It is important to remember that managing glaucoma is a lifelong process: even after Canaloplasty and other glaucoma treatments, you will need to continue to visit your ophthalmologist every three to six months.


Who Will Benefit From Canaloplasty?

It is necessary to first undergo an ophthalmic examination in order to determine your eligibility for Canaloplasty.

Canaloplasty is indicated for the reduction of elevated IOP in open-angle glaucoma (OAG) patients, including pigmentary glaucoma (PG), pseudoexfoliation glaucoma (PXF), normal tension glaucoma (NTG) and juvenile glaucoma. While it can be performed across the entire glaucoma treatment spectrum, it is particularly well suited to patients who have difficulty administering eye drops, or for whom medications or laser treatment are no longer effective. It is also a good option for patients who are reluctant to undergo the more invasive trabeculectomy surgery, which is often reserved for the end-stage of the disease. Trabeculectomy can severely limit your ability to participate in certain sports.
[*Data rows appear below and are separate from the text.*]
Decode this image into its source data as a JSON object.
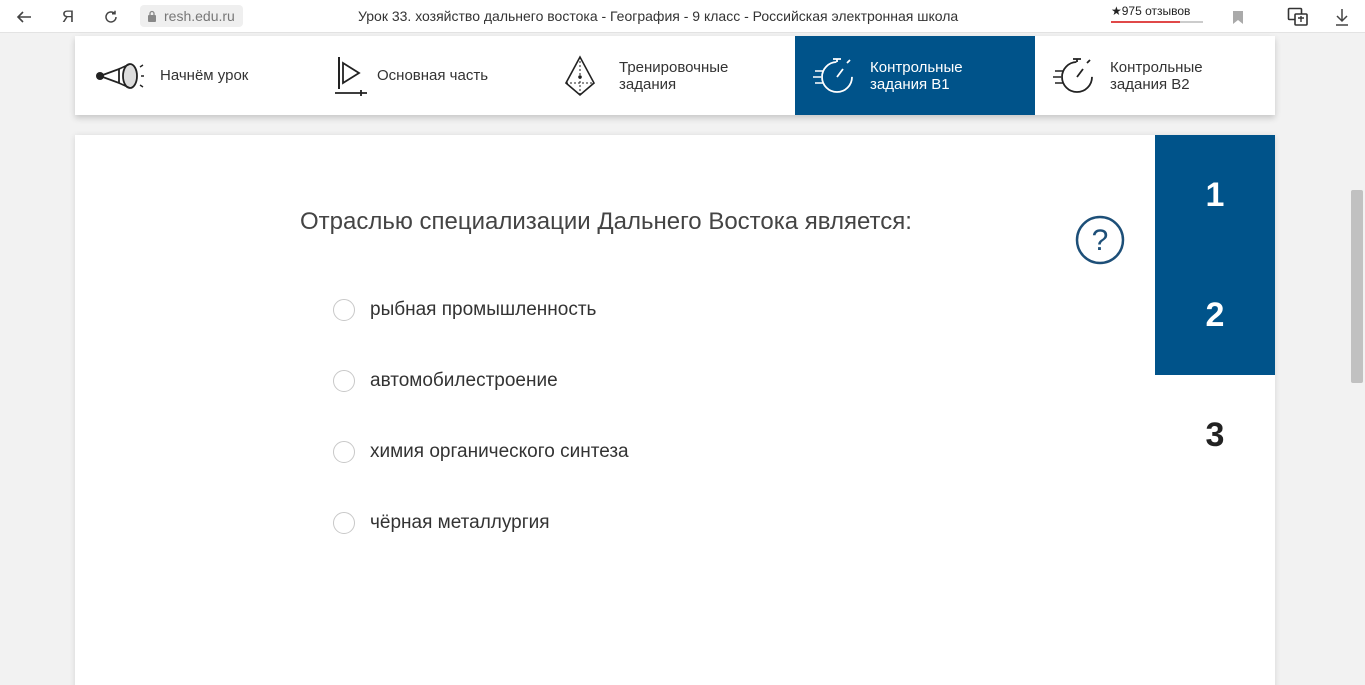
{
  "browser": {
    "back_icon": "arrow-left-icon",
    "yandex_label": "Я",
    "reload_icon": "reload-icon",
    "url": "resh.edu.ru",
    "title": "Урок 33. хозяйство дальнего востока - География - 9 класс - Российская электронная школа",
    "reviews": "★975 отзывов",
    "bookmark_icon": "bookmark-icon",
    "extension_icon": "page-translate-icon",
    "download_icon": "download-icon"
  },
  "nav": {
    "tabs": [
      {
        "label": "Начнём урок",
        "icon": "megaphone-icon",
        "active": false
      },
      {
        "label": "Основная часть",
        "icon": "play-icon",
        "active": false
      },
      {
        "label": "Тренировочные задания",
        "icon": "pyramid-icon",
        "active": false
      },
      {
        "label": "Контрольные задания В1",
        "icon": "stopwatch-icon",
        "active": true
      },
      {
        "label": "Контрольные задания В2",
        "icon": "stopwatch-icon",
        "active": false
      }
    ],
    "active_color": "#00538a"
  },
  "quiz": {
    "question": "Отраслью специализации Дальнего Востока является:",
    "help_icon": "question-circle-icon",
    "options": [
      {
        "label": "рыбная промышленность"
      },
      {
        "label": "автомобилестроение"
      },
      {
        "label": "химия органического синтеза"
      },
      {
        "label": "чёрная металлургия"
      }
    ],
    "numbers": [
      "1",
      "2",
      "3"
    ],
    "accent_color": "#00538a"
  }
}
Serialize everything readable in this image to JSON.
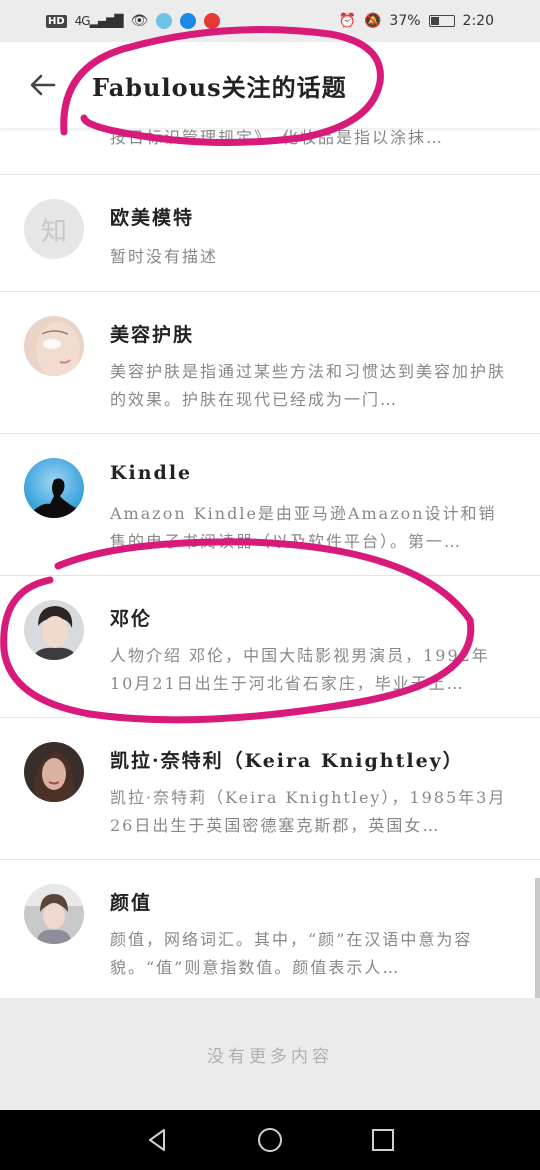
{
  "status_bar": {
    "hd": "HD",
    "network": "4G",
    "battery_text": "37%",
    "battery_level": 0.37,
    "time": "2:20"
  },
  "header": {
    "title": "Fabulous关注的话题"
  },
  "partial_item": {
    "desc": "按日标识管理规定》，化妆品是指以涂抹…"
  },
  "topics": [
    {
      "name": "欧美模特",
      "desc": "暂时没有描述",
      "avatar": "zhi-placeholder-avatar"
    },
    {
      "name": "美容护肤",
      "desc": "美容护肤是指通过某些方法和习惯达到美容加护肤的效果。护肤在现代已经成为一门…",
      "avatar": "skincare-avatar"
    },
    {
      "name": "Kindle",
      "desc": "Amazon Kindle是由亚马逊Amazon设计和销售的电子书阅读器（以及软件平台）。第一…",
      "avatar": "kindle-avatar"
    },
    {
      "name": "邓伦",
      "desc": "人物介绍 邓伦，中国大陆影视男演员，1992年10月21日出生于河北省石家庄，毕业于上…",
      "avatar": "person-avatar"
    },
    {
      "name": "凯拉·奈特利（Keira Knightley）",
      "desc": "凯拉·奈特莉（Keira Knightley），1985年3月26日出生于英国密德塞克斯郡，英国女…",
      "avatar": "person-avatar"
    },
    {
      "name": "颜值",
      "desc": "颜值，网络词汇。其中，“颜”在汉语中意为容貌。“值”则意指数值。颜值表示人…",
      "avatar": "child-avatar"
    }
  ],
  "footer": {
    "text": "没有更多内容"
  },
  "avatar_placeholder_char": "知",
  "colors": {
    "annotation": "#d81b7a",
    "status_bg": "#ececec",
    "footer_bg": "#ebebeb"
  }
}
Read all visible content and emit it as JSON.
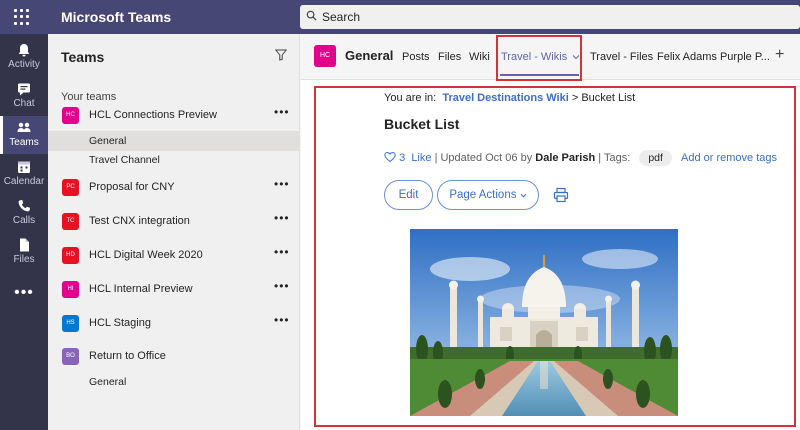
{
  "app": {
    "title": "Microsoft Teams"
  },
  "search": {
    "placeholder": "Search"
  },
  "rail": [
    {
      "label": "Activity",
      "icon": "bell-icon"
    },
    {
      "label": "Chat",
      "icon": "chat-icon"
    },
    {
      "label": "Teams",
      "icon": "teams-icon"
    },
    {
      "label": "Calendar",
      "icon": "calendar-icon"
    },
    {
      "label": "Calls",
      "icon": "phone-icon"
    },
    {
      "label": "Files",
      "icon": "file-icon"
    }
  ],
  "rail_more": "•••",
  "teams_panel": {
    "title": "Teams",
    "section": "Your teams",
    "more": "•••",
    "teams": [
      {
        "name": "HCL Connections Preview",
        "initials": "HC",
        "color": "#e3008c",
        "channels": [
          "General",
          "Travel Channel"
        ]
      },
      {
        "name": "Proposal for CNY",
        "initials": "PC",
        "color": "#e81123",
        "channels": []
      },
      {
        "name": "Test CNX integration",
        "initials": "TC",
        "color": "#e81123",
        "channels": []
      },
      {
        "name": "HCL Digital Week 2020",
        "initials": "HD",
        "color": "#e81123",
        "channels": []
      },
      {
        "name": "HCL Internal Preview",
        "initials": "HI",
        "color": "#e3008c",
        "channels": []
      },
      {
        "name": "HCL Staging",
        "initials": "HS",
        "color": "#0078d4",
        "channels": []
      },
      {
        "name": "Return to Office",
        "initials": "BO",
        "color": "#8764b8",
        "channels": [
          "General"
        ]
      }
    ]
  },
  "channel": {
    "initials": "HC",
    "name": "General",
    "tabs": [
      "Posts",
      "Files",
      "Wiki",
      "Travel - Wikis",
      "Travel - Files",
      "Felix Adams Purple P..."
    ],
    "add_tab": "+"
  },
  "page": {
    "crumb_prefix": "You are in:",
    "crumb_link": "Travel Destinations Wiki",
    "crumb_sep": ">",
    "crumb_current": "Bucket List",
    "title": "Bucket List",
    "like_count": "3",
    "like_label": "Like",
    "updated": "| Updated Oct 06 by",
    "author": "Dale Parish",
    "tags_label": "| Tags:",
    "tag": "pdf",
    "tag_action": "Add or remove tags",
    "edit_button": "Edit",
    "actions_button": "Page Actions"
  }
}
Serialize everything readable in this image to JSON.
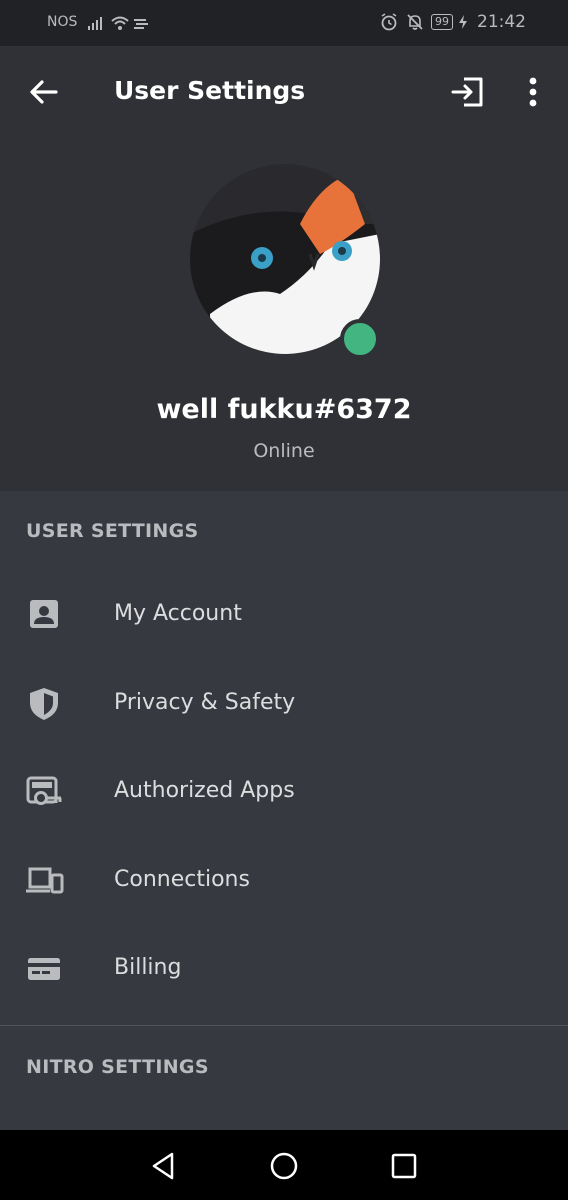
{
  "status_bar": {
    "carrier": "NOS",
    "battery": "99",
    "time": "21:42"
  },
  "header": {
    "title": "User Settings"
  },
  "profile": {
    "username": "well fukku#6372",
    "status": "Online"
  },
  "sections": {
    "user_settings": "USER SETTINGS",
    "nitro_settings": "NITRO SETTINGS"
  },
  "items": [
    {
      "label": "My Account",
      "icon": "account-icon"
    },
    {
      "label": "Privacy & Safety",
      "icon": "shield-icon"
    },
    {
      "label": "Authorized Apps",
      "icon": "authorized-apps-icon"
    },
    {
      "label": "Connections",
      "icon": "devices-icon"
    },
    {
      "label": "Billing",
      "icon": "credit-card-icon"
    }
  ],
  "colors": {
    "status_online": "#43b581",
    "background": "#36393f",
    "header_bg": "#2f3136"
  }
}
No such limitation exists with Canaloplasty. Once healed, patients who have had Canaloplasty are able to return to their previous active lifestyles without restriction or limitation.


Quick Facts of Canaloplasty 

  • Canaloplasty is a “non-penetrating” surgical procedure. That is, it does not require the creation of a permanent hole nor does it result in a “bleb” (blister).

  • Canaloplasty has a well-established track record of success among many races. In contrast, traditional glaucoma surgery has a high failure rate among African American patients.

  • Canaloplasty has been clinically proven to provide long-term reduction in IOP. To date, more than 35,000 procedures have been performed.

  • Canaloplasty is safer and offers more predictable outcomes than traditional glaucoma surgery (trabeculectomy).

  • Canaloplasty is a restorative treatment for the eye’s natural drainage system. By restoring your eye’s natural drainage system, Canaloplasty usually lowers the pressure inside your eye. In contrast, traditional glaucoma surgeries bypass the eye’s natural outflow pathways.

  • Canaloplasty can reduce your dependence on expensive anti-glaucoma medications.

  • Canaloplasty is minimally invasive for quicker recovery and minimal post-operative follow-up, allowing you to return to normal day-to-day activities almost immediately following treatment.

  • With Canaloplasty there is less risk of complications versus traditional surgical alternatives.

To schedule an ophthalmic consultation with one of our eye care specialists call (910) 484-2284 and see if your a candidate for Canaloplasty.

To learn more visit